I first met Ross Angelella (I just can’t call him by his official author name – J.R. Angelella – because, well, I’ve never called him J.R. and I don’t know anyone else who has, either, but he has good reasons to be called J.R. on his books, reasons which are not revealed in the interview below, but which exist somewhere on the internet and I trust that if you search long enough, you’ll find the story and you will be justifiably moved) in 2007. I’d made the fateful decision to attend Bennington for graduate school and Ross was assigned to be my student mentor. That he was ten years younger than me and was just starting out and I was heading towards the middle of my career and was already running an MFA program seemed a little weird to me (I’d Googled the hell out him, too, so I’d read his LiveJournal and was, well, somewhat concerned that he was a serial killer, but that’s another issue all together). His job was simple: to prepare me for the harsh world of low residency graduate education…which, in this case, consisted of him calling me one evening and telling me to buy one of those foam mattress tops if I wanted to be able to sleep on the prison beds Bennington uses in their dorm rooms. That seemed like an extremely solid and learned piece of advice, so from there we went on to talk about a series of mundane things for about an hour. There were lots of giggles. I think I may have rolled out the word “fucktard” early on, just to make sure he wasn’t one of those people easily offended by my common vernacular. He showed no ill effects, so we pressed on. And we’ve kept pressing on for five years.
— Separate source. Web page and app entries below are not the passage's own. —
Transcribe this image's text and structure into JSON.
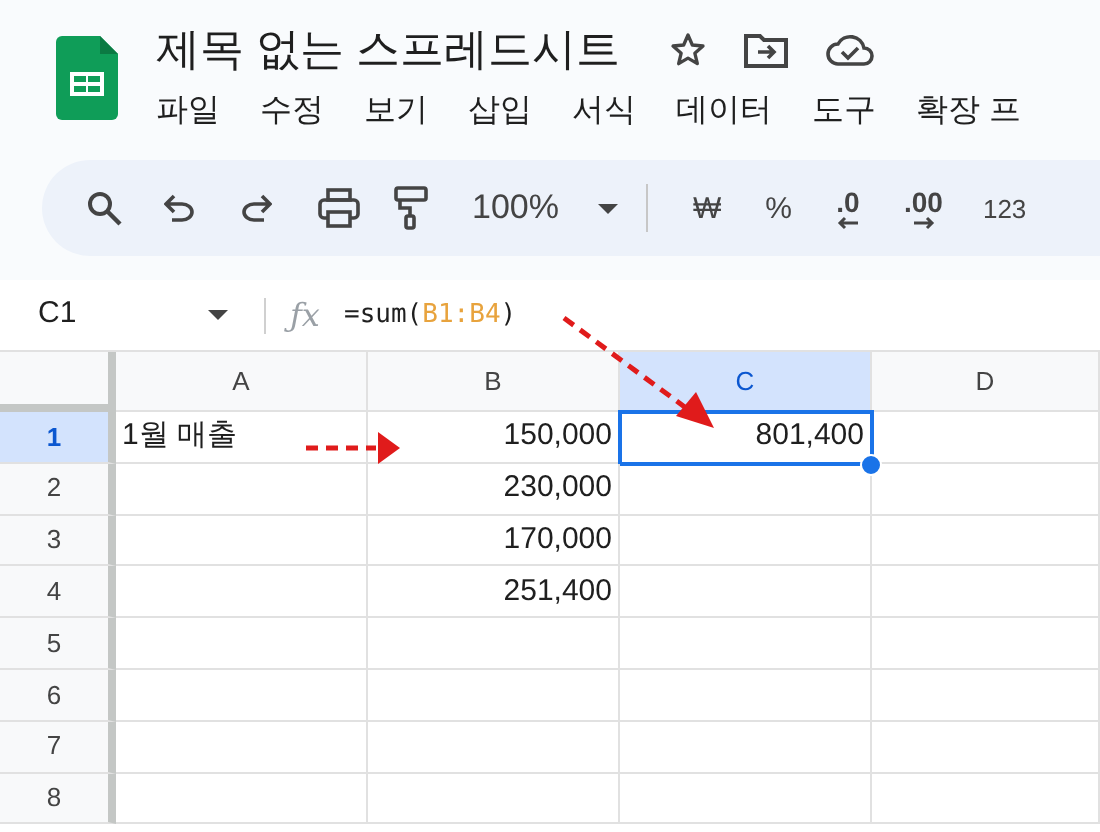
{
  "app": {
    "title": "제목 없는 스프레드시트",
    "menu": [
      "파일",
      "수정",
      "보기",
      "삽입",
      "서식",
      "데이터",
      "도구",
      "확장 프"
    ]
  },
  "toolbar": {
    "zoom": "100%",
    "format_items": [
      {
        "kind": "currency",
        "text": "₩"
      },
      {
        "kind": "percent",
        "text": "%"
      },
      {
        "kind": "decrease_decimal",
        "text": ".0"
      },
      {
        "kind": "increase_decimal",
        "text": ".00"
      },
      {
        "kind": "number_format",
        "text": "123"
      }
    ]
  },
  "formula_bar": {
    "cell_ref": "C1",
    "fx_label": "ƒx",
    "formula_start": "=sum(",
    "formula_range": "B1:B4",
    "formula_end": ")"
  },
  "grid": {
    "columns": [
      {
        "label": "A",
        "selected": false
      },
      {
        "label": "B",
        "selected": false
      },
      {
        "label": "C",
        "selected": true
      },
      {
        "label": "D",
        "selected": false
      }
    ],
    "rows": [
      {
        "label": "1",
        "selected": true,
        "cells": [
          {
            "kind": "text",
            "text": "1월 매출"
          },
          {
            "kind": "number",
            "text": "150,000"
          },
          {
            "kind": "number",
            "text": "801,400"
          },
          null
        ]
      },
      {
        "label": "2",
        "selected": false,
        "cells": [
          null,
          {
            "kind": "number",
            "text": "230,000"
          },
          null,
          null
        ]
      },
      {
        "label": "3",
        "selected": false,
        "cells": [
          null,
          {
            "kind": "number",
            "text": "170,000"
          },
          null,
          null
        ]
      },
      {
        "label": "4",
        "selected": false,
        "cells": [
          null,
          {
            "kind": "number",
            "text": "251,400"
          },
          null,
          null
        ]
      },
      {
        "label": "5",
        "selected": false,
        "cells": [
          null,
          null,
          null,
          null
        ]
      },
      {
        "label": "6",
        "selected": false,
        "cells": [
          null,
          null,
          null,
          null
        ]
      },
      {
        "label": "7",
        "selected": false,
        "cells": [
          null,
          null,
          null,
          null
        ]
      },
      {
        "label": "8",
        "selected": false,
        "cells": [
          null,
          null,
          null,
          null
        ]
      }
    ]
  }
}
Douglas Light: Thanks for taking the time to read my story collection, Girls in Trouble.

 

Roy Kesey: A total pleasure! Now, full disclosure: correct me if I’m wrong, but I think our first contact was back in 2005 when you published a story of mine in Epiphany.

That’s right. I’d forgotten about that. Back in the day when I was working on literary magazines.

Elizabeth Ellen’s Fast Machine is one of the best books of the year. Published by Short Flight/ Long Drive Books, it’s a collection of her strongest work from the past decade. Being a long-time Elizabeth Ellen boy-kitten, I was familiar with a great number of these stories beforehand, but to read them together in one book, back to back, is the type of experience that makes you glow for weeks afterwards.

After he finished college, you could have found Adam Wilson on Route 35, holding a large orange arrow pointing to an open house. Eight years later, you can find Wilson online, in print, and at countless New York literary events. A former editor of The Faster Times and TV blogger for Flavorwire, Wilson has published short stories in The Paris Review, The Coffin Factory, The Literary Review, and The New York Tyrant. His debut novel, Flatscreen, is now out from Harper Perennial.

Susan Tepper is co-author of the novel What May Have Been: Letters of Jackson Pollock & Dori G (with Gary Percesepe), the collection Deer & Other Stories and a poetry chapbook Blue Edge.  She conducts the Monday Chat Interview on the Fictionaut blog, and writes a satirical advice column, “Madame Tishka on Love & Other Storms” at Thunderclap! Press.  FIZZ, her series at KGB Bar in NYC, is a popular reading venue.

From the Umberplatzen is a collection of 48 linked flash chapters that submerge us in the visuals, the smells, the colored vibrancy of love in all its facets. Kitty Kat and M had a love affair in Germany. This slim and evocative novel is told in flashback, a journey that takes us through their memories and intimate snapshots, relived through the letters and gifts that M sends Kitty Kat through the mail.

So, let’s get this straight: your book gets a couple decent reviews and all of a sudden you think you’re hot shit, right?

Um, well, I don’t…

 

Sure you do. I can see it right there.

See what? Right where?

 

I saw a huge sort of aura around you when you walked in, but then I realized it was actually just your ego.

I don’t really know what you’re talking about.